Insource with Service Provider Oversight—very large funds with US$5 billion plus in assets typically adopt this model

Insource/Outsource—uses their own systems but leans on service providers for key capabilities

Outsource—funds without a robust operational platform need a service provider partner


Manager uses their own data warehouse, systems and middle and back office to solve for diverse reporting and transparency schema

Manager has their own systems but may have gaps in data and a smaller middle and back office staff

Manager relies entirely on third-party providers and has a very lean operational staff

Required for Success

A comprehensive data warehouse should allow managers to file regulatory reports, compile risk information that will drive portions of regulatory reporting, streamline investor communication and allow investors the ability to accurately benchmark a manager's performance versus segment peers

Typically need to leverage thirdparty service providers as official books and records but maintain shadow books and records and ticand- tie to their providers to ensure consistency, managing breaks, etc. as they come up

Given some scale, managers can make this model work over the medium term


High quality, blue-chip service provider partners can validate a manager's process, but the manager ultimately maintains very strong control over the process

The ability to scale, given a wellrounded service provider selection; also, this approach defrays some of the cost of administration to investors, thus freeing up some management company fee revenue to augment investment staff and focus on delivering investor alpha

Investors will push for more— and more independent— operational staff because of the check and balance function that the middle and back office provides, an important key condition to institutional growth


Manager will need to continually invest in people and systems necessary to fulfilling these multiple requirements; scalability also becomes an issue as new products are launched and the organization needs to accommodate a new product type requiring different expertise (e.g., bank loan product, registered product, hybrid fund product, etc.)

Slightly less control, some opportunity for duplication; funds adopting this model need to work with a provider to address ideal operational structure

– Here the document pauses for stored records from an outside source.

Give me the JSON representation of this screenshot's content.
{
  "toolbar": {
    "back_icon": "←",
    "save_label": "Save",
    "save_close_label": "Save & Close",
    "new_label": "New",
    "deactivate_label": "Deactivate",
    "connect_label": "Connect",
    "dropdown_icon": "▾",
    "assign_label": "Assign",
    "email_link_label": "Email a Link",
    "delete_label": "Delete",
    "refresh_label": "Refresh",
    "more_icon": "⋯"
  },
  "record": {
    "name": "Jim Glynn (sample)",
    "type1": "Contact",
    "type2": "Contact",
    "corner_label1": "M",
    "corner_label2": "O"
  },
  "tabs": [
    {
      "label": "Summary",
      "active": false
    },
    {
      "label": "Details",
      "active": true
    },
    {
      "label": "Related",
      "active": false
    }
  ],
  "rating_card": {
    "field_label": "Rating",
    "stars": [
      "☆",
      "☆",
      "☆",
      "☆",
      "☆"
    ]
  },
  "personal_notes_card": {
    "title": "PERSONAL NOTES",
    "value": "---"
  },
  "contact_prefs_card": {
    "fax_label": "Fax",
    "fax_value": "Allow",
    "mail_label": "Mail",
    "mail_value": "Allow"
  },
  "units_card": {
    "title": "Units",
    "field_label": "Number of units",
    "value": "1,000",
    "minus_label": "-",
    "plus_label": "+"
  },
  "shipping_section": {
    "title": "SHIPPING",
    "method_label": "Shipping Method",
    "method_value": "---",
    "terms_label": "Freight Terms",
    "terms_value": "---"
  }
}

A double-edged sword; depending on fund size it can be difficult for investors to absorb these costs because they subtract from fund performance